For this question, candidates had to explain how a DWT operates, and for 6 marks, this should have been straightforward. The theme continued with application of knowledge, and candidates had to identify four beneficiaries’ circumstances where the use of a DWT would be preferable rather than a bare trust.
Another area that will always be tested is bankruptcy – in one form or other. This time, candidates were asked to identify an alternative to bankruptcy, and considering the facts in the question, we assume the answer was an administration order. However, if the answer was wrong in the first part of the question, it was going to be hard to score marks in the second part, which asked for the conditions required.
Taxation also is tested regularly. In this paper, candidates had to describe how CGT is calculated in a trust for vulnerable beneficiaries (for 3 marks), and (for another 3 marks) list the types of eligible trusts for ‘relevant’ minors.
This was another two-part question: firstly, candidates had to describe how a capital gain made by a deceased person would be taxed in the year of death (for 6 marks); then calculate the income tax that the personal representatives would be liable for on interest received during the administration period (for 3 marks).

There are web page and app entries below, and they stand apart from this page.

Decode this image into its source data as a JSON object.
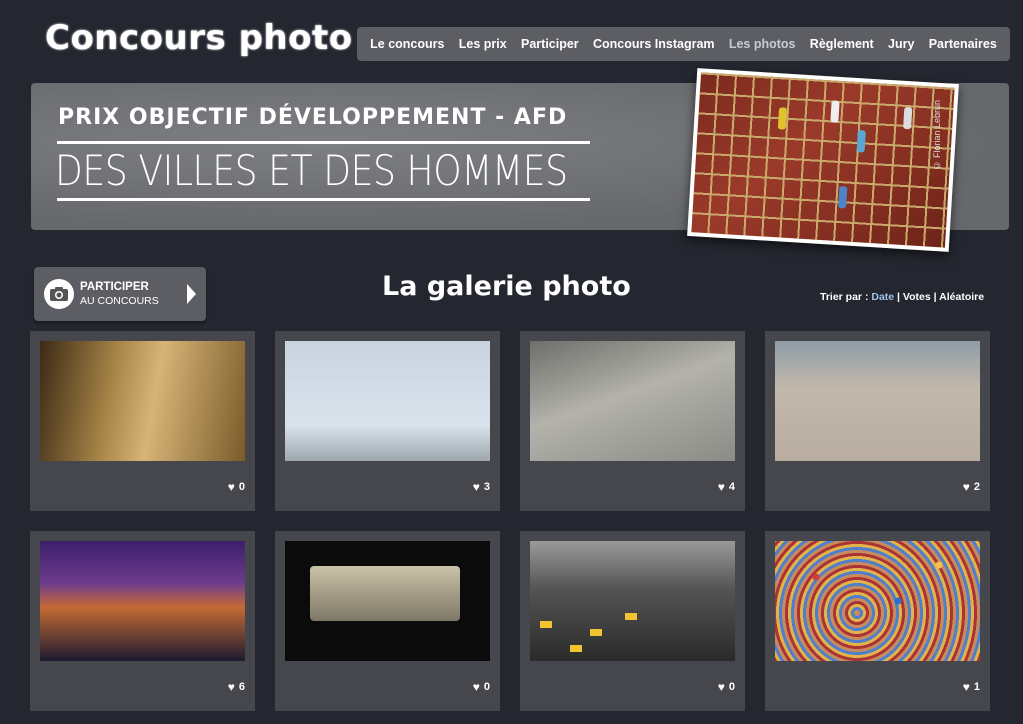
{
  "site": {
    "title": "Concours photo"
  },
  "nav": {
    "items": [
      {
        "label": "Le concours",
        "active": false
      },
      {
        "label": "Les prix",
        "active": false
      },
      {
        "label": "Participer",
        "active": false
      },
      {
        "label": "Concours Instagram",
        "active": false
      },
      {
        "label": "Les photos",
        "active": true
      },
      {
        "label": "Règlement",
        "active": false
      },
      {
        "label": "Jury",
        "active": false
      },
      {
        "label": "Partenaires",
        "active": false
      }
    ]
  },
  "banner": {
    "kicker": "PRIX OBJECTIF DÉVELOPPEMENT - AFD",
    "headline": "DES VILLES ET DES HOMMES",
    "photo_credit": "© Florian Lebrun"
  },
  "cta": {
    "line1": "PARTICIPER",
    "line2": "AU CONCOURS",
    "icon": "camera-icon"
  },
  "gallery": {
    "title": "La galerie photo",
    "sort": {
      "label": "Trier par :",
      "options": [
        "Date",
        "Votes",
        "Aléatoire"
      ],
      "separator": "|",
      "active": "Date"
    },
    "cards": [
      {
        "likes": "0"
      },
      {
        "likes": "3"
      },
      {
        "likes": "4"
      },
      {
        "likes": "2"
      },
      {
        "likes": "6"
      },
      {
        "likes": "0"
      },
      {
        "likes": "0"
      },
      {
        "likes": "1"
      }
    ]
  },
  "colors": {
    "background": "#242730",
    "panel": "#5c5e63",
    "card": "#45474d",
    "active_sort": "#9ec1e6"
  }
}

This question asked for an explanation of the factors that the trustees of a SIPP would need to consider, when deciding how to distribute a lump sum death benefit, payable on the death of a member who died prior to taking any benefits from their plan. This was for 5 marks, and there were another 2 marks for the IHT implications.
In this question (for 6 marks), candidates had to state how a chargeable gain is treated for tax purposes on an onshore bond held in a discretionary trust and (for 4 marks) list four types of chargeable event.
The final question was another factors question; candidates had to list those that should be considered when selecting an investment for a trust. This was for 9 marks and should have been a nice way to end the J02 exam.
Comparison with the October 2018 Paper
Let’s compare this paper with the one candidates sat last October which can be found here.
This paper tested:
- trustees’ powers to vary interests under a flexible power of appointment trust
- tax consequences of including the settlor as a potential beneficiary
- pros and cons of using a professional trustee
- main actions a court can take if a trustee commits a breach of trust
- main features of an interest in possession trust
- methods of creating a trust and the information a deed should contain
- features of an immediate post-death interest trust and their IHT treatment
- trustees delegating their functions
- enduring powers of attorney
- Court of Protection and the main duties of the Public Guardian
- laws of intestacy
- impact of divorce on the wills of a married couple
- official receiver’s role and main aim of the trustee in bankruptcy
- income tax on dividends and interest received by a discretionary trust
- cross option agreements and life insurance and associated tax implications
- flexible reversionary trusts
- factors to take into account before making further gifts into a discretionary trust
In the October 2018 paper, the examiner’s comments included that candidates performed well in questions that tested core syllabus areas but struggled with the questions on IPDIs, the Court of Protection and the Public Guardian, the role of the official receiver, cross option agreements and the final ‘factors’ question.
Future candidates should ensure that they study the learning outcomes and carefully prepare a study plan, which covers all of them, taking note from previous exam guides the areas within these that are tested regularly.
Grab the resources you need!
If you’re studying for your CII J02 exam, and you’re wanting to be thoroughly prepared, grab our free taster to try out one of Brand Financial Training’s resources for yourself. Click the link to download the J02 mock paper taster now!